The Florida bill, if passed, would bar teacher-led discussions of gender identity and sexual orientation in kindergarten through 3rd grade. The restriction is debatable but should be viewed in light of teachers instructing 6 and 7 year olds to reconsider their gender identities if their behavior doesn’t conform to stereotypes for boys and girls. So, is it really a “don’t say gay” bill, as the Human Rights Campaign charges (think fundraising), or a move that will protect lesbian and gay kids from being told they’re in the wrong bodies.
Today’s gender ideology is premised on the widespread assertion of gender identity drawn from gender stereotypes, and is far distant from anything to do with the small number of people who might actually be considered transsexual.
Wright backs up his argument:

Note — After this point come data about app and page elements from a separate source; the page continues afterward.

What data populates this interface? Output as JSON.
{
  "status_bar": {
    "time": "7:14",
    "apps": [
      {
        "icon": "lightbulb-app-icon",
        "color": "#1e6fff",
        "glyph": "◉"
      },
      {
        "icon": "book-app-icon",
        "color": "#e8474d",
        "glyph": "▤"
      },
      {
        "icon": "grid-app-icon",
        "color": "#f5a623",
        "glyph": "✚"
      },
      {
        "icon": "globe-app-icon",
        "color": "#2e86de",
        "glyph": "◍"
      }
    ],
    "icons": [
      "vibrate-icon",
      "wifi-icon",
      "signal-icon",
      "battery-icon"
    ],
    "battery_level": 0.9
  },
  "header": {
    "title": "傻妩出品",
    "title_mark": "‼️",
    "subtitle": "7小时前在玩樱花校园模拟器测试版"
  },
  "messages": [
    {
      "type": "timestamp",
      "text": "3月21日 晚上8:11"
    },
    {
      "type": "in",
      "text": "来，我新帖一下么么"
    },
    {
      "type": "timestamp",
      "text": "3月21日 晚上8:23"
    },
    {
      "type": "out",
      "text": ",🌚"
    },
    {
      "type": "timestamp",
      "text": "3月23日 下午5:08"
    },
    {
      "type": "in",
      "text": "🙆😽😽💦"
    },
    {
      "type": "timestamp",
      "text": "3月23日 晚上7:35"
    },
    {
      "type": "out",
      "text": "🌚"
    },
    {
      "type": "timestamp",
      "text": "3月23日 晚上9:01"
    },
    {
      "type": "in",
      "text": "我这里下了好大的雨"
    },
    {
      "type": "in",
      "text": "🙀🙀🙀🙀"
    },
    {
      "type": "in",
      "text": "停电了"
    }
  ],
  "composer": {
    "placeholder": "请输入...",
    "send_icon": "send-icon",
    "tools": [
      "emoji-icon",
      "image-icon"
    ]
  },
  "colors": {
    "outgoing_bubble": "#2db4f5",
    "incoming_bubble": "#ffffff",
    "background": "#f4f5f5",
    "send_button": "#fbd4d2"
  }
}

Gender activists believe that being a man or a woman requires embracing stereotypes of masculinity or femininity, respectively … A recent New York Times piece refers to “men, women and gender nonconforming people,” as though gender nonconformity were incompatible with being a man or a woman. According to the Genderbread Person, a popular educational tool for teaching young children about gender identity, the properties of “man-ness” and “woman-ness” include certain stereotypical “personality traits, jobs, hobbies, likes, dislikes, roles, [and] expectations.”
The clear message of gender ideology is that, if you’re a female who doesn’t “identify with” the social roles and stereotypes of femininity, then you’re not a woman; if you’re a male who similarly rejects the social roles and stereotypes of masculinity, then you’re not a man.